Day 4 (Rydal – Howtown)
HIGH – A night section over Fairfield which is nice and cool.
HIGH – Red Screes … the half way point!
LOW – Tendonitis at the front of my ankle in my right leg.
LOW – A hot day and feeling shattered as I climb out of Kentmere.
LOW – In agony from my blisters as we approach High Street.
HIGH – My support team manage to drain the blisters and I start to move better again.
HIGH – Finally reach Howtown after nearly twenty-four hours on my feet.
HIGH – Finally I get a good four hours sleep.


Day 4 - Climbing Mardale Ill Bell without his shoes on due to blister pain
Day 5 (Howtown – Troutbeck):
BIG LOW – My blisters and tendonitis are really sore. I walk up Hallin Fell without shoes on and come down very slowly.
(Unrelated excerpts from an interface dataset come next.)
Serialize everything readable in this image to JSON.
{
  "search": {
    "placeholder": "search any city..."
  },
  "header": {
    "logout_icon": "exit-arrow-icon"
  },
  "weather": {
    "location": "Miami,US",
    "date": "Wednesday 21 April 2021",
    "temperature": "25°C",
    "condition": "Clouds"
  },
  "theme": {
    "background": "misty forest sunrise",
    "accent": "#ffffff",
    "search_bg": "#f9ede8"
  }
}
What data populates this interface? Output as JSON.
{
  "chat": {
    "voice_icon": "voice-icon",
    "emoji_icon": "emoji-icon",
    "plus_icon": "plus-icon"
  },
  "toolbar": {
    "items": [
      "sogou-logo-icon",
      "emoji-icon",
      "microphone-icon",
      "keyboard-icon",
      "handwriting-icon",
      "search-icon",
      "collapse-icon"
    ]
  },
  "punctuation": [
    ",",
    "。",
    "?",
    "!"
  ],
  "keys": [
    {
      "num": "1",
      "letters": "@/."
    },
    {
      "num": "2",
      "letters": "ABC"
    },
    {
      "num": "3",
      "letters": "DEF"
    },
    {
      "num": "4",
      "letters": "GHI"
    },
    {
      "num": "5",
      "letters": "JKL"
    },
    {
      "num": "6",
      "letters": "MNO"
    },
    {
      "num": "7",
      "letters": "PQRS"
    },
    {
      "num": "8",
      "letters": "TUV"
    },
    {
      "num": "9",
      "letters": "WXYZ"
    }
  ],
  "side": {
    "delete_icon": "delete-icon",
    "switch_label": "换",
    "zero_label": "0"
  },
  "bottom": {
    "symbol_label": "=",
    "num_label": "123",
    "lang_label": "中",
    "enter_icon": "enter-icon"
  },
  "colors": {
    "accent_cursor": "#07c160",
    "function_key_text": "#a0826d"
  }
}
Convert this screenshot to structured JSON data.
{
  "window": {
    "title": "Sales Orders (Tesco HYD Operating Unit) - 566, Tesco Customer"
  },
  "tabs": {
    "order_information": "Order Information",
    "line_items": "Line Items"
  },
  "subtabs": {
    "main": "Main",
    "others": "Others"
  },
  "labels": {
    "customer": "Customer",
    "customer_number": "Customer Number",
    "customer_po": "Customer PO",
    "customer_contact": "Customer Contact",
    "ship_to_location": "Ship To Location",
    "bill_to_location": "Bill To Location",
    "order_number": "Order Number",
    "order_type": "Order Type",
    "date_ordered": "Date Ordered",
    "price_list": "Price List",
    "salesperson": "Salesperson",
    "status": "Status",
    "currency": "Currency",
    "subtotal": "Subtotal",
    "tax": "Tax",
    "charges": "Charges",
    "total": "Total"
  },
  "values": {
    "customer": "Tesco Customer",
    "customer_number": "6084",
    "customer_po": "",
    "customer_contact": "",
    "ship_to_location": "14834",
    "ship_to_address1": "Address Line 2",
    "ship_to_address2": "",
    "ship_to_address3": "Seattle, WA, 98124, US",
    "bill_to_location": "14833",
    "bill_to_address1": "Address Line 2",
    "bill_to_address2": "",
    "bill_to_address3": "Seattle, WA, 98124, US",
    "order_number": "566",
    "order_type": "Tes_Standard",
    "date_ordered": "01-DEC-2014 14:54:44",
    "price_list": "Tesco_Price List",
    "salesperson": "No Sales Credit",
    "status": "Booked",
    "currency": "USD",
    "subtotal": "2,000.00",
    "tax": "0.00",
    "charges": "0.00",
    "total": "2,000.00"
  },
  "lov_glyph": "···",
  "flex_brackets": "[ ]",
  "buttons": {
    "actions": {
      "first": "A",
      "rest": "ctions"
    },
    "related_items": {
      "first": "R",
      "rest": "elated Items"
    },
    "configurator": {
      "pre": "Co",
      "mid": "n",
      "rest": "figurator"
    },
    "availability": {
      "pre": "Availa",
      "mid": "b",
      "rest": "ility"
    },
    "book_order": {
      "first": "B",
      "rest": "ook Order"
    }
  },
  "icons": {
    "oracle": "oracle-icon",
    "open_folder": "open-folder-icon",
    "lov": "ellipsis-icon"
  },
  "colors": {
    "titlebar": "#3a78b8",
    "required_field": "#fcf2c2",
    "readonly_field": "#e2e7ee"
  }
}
I begin to doubt if I can achieve this.
HIGH – Climb The Nab really strongly and I can manage to jog downhill on rocky paths.
HIGH – Two hot showers and houses as support points during the day.
LOW – Extremely hot and draining as we climb out of Glenridding.
HIGH – Lots of people out to see me including a family with children of a similar age to mine.
HIGH – Clough Head (three-quarters complete!) and a nice view of my house.
BIG LOW – The steep descent off of Great Mell Fell is agony on my tendonitis.
HIGH – Another good four hours sleep.


Day 5 - Looking tired on the final approach to Helvellyn
Day 6 (Troutbeck – Pheasant Inn, Wythop):
BIG LOW – More agonising treatment on my blisters and then I hobble out of the campervan barely able to walk.
HIGH – I climb strongly up Souther Fell and I am moving better again.
LOW – I start to feel sick and bloated again. I take it easy and don’t eat or drink much for a while.
HIGH – Emma comes with me up Carrock Fell.
HIGH – Loads of people come out to see me over the northern fells. There is an England flag up for me at Longlands Fell and I am given an ice cream at Lonscale Fell.
LOW – I go through a really tired spell and need a five-minute power nap on the summit of Great Cockup.
LOW – If I place my foot down slightly twisted I scream in agony as the shoe presses on my blister.
HIGH – My supporters find a nice route off Ullock Pike avoiding the rough descent.
LOW – I try to hide from my children how painful the blister treatment is.
LOW– The road out and back to Binsey is as horrible as I expect and I am unable to run much as I am feeling sick and tired.
BIG LOW – My whole body feels like it is gradually disintegrating. I have a bad cough, I feel sick most of the time, I am struggling to hold a conversation and concentrate for more than short periods at any time. The end is in sight but I am still doubting that I can make it.
HIGH – Another good four hours’ sleep.


Day 7 (Pheasant Inn- Keswick)
BIG LOW – Wake up feeling awful and burst into tears at the thought of running all day on painful blisters.
HIGH – We make holes in my shoes to relieve the pressure on my blisters.
HIGH – I am still climbing strongly.
LOW – Descents are still extremely painful.
BIG HIGH – it gets to 4 p.m. and people start appearing from all directions to join me.
BIG HIGH – A brilliant atmosphere as I arrive at Newlands.
BIG HIGH – Loads of people on the last leg with me, many of whom have helped me on the way around.
BIG HIGH – Even more people are waiting on my final peak, Cat Bells.
BIG BIG HIGH – The final run into Keswick is absolutely amazing and really emotional. There are loads of people clapping and cheering me as my journey comes to an end. It still brings tears to my eyes thinking about it. - Steve Birkinshaw


Day 7 - Celebrations all round as Steve completes the Wainright Round in record time
 

The book is a great read a surely must be on a runners wish list. If you liked this blog, please visit the other blogs listed above and enjoy.

Owain